● Records excerpted from a collection:
____________________
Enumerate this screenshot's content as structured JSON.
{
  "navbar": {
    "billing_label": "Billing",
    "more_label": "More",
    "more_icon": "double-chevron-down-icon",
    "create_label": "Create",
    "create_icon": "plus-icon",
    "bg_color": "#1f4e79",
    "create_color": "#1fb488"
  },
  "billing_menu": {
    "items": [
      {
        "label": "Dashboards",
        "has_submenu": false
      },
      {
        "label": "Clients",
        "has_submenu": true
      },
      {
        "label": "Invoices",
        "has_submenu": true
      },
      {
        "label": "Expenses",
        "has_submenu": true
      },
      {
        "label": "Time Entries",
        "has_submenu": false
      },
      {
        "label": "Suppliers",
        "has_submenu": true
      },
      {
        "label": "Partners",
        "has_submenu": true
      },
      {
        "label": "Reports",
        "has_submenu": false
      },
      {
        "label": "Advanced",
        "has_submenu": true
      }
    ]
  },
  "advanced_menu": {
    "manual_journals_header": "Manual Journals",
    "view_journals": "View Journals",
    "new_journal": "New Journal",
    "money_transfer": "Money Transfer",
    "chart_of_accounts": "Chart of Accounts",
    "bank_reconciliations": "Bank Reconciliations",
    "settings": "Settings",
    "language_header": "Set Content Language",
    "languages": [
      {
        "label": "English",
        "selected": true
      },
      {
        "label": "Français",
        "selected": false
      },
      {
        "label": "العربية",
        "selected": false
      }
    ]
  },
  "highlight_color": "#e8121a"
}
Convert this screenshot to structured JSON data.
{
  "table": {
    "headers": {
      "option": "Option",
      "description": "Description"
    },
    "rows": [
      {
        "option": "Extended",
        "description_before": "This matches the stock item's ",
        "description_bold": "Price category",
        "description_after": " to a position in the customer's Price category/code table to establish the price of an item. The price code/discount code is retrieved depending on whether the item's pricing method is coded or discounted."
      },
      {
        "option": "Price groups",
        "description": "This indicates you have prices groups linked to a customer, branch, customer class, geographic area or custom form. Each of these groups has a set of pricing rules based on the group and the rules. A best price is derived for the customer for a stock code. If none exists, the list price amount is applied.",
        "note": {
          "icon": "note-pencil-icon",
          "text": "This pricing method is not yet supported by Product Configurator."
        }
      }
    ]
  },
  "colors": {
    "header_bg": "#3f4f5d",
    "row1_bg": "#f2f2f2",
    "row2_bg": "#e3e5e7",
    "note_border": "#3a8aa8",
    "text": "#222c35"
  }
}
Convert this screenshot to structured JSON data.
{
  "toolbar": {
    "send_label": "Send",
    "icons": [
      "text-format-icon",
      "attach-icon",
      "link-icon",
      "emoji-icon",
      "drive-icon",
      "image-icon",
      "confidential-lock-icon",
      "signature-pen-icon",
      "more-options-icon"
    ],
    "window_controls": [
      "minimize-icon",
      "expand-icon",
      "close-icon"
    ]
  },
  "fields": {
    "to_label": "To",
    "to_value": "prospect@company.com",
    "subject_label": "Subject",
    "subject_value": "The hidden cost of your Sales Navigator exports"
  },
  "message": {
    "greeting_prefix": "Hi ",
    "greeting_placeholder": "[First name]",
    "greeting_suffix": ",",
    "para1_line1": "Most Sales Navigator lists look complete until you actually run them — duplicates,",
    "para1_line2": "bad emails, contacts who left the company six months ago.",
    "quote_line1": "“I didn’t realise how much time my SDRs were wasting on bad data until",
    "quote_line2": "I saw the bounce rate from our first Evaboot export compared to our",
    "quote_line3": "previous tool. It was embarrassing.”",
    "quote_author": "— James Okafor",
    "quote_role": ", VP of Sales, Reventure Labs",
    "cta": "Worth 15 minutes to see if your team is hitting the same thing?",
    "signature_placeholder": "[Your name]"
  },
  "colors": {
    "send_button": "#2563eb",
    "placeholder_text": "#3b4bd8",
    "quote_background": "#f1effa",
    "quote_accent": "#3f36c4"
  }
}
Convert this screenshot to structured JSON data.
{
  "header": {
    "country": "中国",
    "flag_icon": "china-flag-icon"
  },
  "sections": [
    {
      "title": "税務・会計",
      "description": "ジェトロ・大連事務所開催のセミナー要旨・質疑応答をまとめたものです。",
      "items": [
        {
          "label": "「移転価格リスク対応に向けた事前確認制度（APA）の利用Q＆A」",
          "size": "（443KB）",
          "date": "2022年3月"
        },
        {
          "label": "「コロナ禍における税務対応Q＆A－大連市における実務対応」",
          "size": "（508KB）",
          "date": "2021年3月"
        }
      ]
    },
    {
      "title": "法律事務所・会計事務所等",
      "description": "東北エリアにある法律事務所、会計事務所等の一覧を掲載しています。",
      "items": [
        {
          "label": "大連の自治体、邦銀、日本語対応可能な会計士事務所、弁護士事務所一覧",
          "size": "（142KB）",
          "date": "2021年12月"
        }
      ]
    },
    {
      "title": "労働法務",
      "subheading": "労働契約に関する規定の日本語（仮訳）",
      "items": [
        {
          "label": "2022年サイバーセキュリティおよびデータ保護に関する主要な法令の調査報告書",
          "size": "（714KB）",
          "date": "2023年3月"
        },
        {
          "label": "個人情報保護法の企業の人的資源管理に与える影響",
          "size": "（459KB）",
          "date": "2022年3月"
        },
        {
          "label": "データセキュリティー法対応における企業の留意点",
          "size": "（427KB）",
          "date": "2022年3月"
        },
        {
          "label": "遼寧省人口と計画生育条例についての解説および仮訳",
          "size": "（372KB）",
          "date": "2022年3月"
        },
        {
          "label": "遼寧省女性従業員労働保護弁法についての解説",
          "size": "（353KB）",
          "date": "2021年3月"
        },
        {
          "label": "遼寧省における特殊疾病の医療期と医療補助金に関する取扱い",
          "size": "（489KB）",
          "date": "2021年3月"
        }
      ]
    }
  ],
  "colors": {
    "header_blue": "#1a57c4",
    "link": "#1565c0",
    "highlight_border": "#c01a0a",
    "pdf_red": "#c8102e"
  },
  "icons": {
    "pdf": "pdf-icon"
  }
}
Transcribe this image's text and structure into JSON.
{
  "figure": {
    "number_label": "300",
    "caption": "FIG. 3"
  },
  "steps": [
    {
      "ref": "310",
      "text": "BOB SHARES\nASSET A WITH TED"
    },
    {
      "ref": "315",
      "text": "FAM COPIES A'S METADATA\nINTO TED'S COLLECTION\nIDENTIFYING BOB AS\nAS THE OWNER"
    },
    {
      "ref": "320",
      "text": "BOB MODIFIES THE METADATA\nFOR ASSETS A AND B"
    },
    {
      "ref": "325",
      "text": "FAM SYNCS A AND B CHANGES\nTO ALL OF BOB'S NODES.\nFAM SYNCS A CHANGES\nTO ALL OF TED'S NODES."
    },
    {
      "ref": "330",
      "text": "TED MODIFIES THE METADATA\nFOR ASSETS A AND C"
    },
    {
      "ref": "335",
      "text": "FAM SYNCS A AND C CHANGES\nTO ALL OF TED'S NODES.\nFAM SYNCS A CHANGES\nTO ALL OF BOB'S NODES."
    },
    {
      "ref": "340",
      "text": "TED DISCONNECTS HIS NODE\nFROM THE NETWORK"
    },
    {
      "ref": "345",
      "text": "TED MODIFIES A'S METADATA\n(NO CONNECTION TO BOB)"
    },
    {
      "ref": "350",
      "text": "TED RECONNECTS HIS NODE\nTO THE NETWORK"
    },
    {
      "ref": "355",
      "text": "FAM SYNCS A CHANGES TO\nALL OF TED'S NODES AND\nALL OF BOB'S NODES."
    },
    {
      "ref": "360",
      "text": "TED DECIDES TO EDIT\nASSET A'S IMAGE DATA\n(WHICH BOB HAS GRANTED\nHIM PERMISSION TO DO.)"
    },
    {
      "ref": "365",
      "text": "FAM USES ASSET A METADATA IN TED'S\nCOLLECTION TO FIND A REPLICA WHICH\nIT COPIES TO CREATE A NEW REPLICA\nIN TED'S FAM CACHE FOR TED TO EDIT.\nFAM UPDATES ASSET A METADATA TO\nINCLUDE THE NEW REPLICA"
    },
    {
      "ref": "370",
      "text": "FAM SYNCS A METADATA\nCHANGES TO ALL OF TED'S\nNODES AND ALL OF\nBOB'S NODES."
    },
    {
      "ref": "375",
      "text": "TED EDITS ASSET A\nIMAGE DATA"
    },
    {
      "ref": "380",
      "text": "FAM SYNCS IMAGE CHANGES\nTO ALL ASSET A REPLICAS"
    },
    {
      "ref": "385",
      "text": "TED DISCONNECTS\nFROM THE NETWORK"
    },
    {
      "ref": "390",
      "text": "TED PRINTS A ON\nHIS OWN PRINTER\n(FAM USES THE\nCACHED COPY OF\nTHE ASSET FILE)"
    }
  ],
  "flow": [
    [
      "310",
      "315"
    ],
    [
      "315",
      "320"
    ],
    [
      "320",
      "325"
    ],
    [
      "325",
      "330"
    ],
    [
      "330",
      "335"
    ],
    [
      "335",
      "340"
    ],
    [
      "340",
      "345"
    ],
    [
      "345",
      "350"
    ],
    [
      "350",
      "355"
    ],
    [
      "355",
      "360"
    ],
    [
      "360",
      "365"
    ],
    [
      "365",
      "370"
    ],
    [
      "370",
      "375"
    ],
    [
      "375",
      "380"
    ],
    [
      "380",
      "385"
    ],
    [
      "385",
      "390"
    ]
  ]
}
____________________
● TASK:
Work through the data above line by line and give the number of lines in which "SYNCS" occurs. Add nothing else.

● SOLUTION TO THIS TASK:
5